The success of many of these items will depend on funding controlled by the State of Georgia and the Federal Government.

Funding in the form of low interest loans or grants comes with controls that require the recipient to be a “Qualified Local Government” (QLG). QLG status is not automatic. Currently there are 43 cities and seven counties in the state that are unqualified for financial incentives controlled by the Department of Community Affairs (DCA), the Department of Natural Resources (DNR), the Georgia Environmental Finance Authority (GEFA), and the One Georgia Authority.

Newton County Water and Sewer Authority (NCWSA) used a GEFA loan to build the water infrastructure needed to support a Stanton Springs development that is bringing hundreds of high quality jobs to the area. Because NCWSA had qualified as Water First status it will save 1.2 million dollars in interest costs. Newton County cities have used GEFA extensively and they too have saved hundreds of thousands of dollars because of their Water First status. Water First status is difficult to achieve — in 2012 Newton County was the only county in the state to be so certified and five of the seven cities designated as Water First are in Newton County. Newton County’s success was the result of communication between everyone involved. Communication was vital then and it remains so today.
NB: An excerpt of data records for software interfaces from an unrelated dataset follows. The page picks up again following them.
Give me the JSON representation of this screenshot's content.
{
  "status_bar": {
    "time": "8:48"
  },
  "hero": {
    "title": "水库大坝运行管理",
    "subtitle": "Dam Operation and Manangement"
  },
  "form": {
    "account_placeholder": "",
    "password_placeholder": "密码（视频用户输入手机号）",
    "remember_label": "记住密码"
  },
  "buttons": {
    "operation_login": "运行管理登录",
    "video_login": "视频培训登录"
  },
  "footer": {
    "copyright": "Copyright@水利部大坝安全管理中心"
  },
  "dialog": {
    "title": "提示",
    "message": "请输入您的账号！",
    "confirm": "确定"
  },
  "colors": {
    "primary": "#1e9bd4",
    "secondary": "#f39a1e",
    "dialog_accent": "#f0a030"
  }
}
Newton County mayors recognize the importance of communication and meet on a regular basis to discuss issues facing their cities, the county and the region. Maybe this is a good time for the commissioners and the mayors to get together for a serious look at some issues that will require joint decisions in the near future. Two important topics for discussion are: Comprehensive planning updates and Service Delivery Strategy updates. These are areas carefully monitored by the State of Georgia’s Department of Community Affairs and failure to meet certain criteria can lead to loss of Qualified Local Government status. If that were to happen the effect on the cities and the county would be devastating. The channels of communication must remain open.

Three of the county’s cities are governed by a mayor and council and operate with a city manager handling daily administrative matters. The transition to a system of government with an appointed (not elected) manager can be difficult. Every city’s charter is different but the essential elements tend to be that the council makes the laws and develops the policies while the administration carries them out. Who is responsible for what within the administration needs to be as clear as reasonably possible but there will be overlap and that is where the elected head of government and the appointed manager have to work together. Shared responsibilities can work but generally the electorate look to the highest elected official in the government when there is a problem. They don’t want to hear “that’s not my job.”

This is part of a series of columns on government by Jerry Roseberry. Roseberry is Mayor of Oxford and Vice Chairman of the Northeast Georgia Regional Commission Council. He can be reached at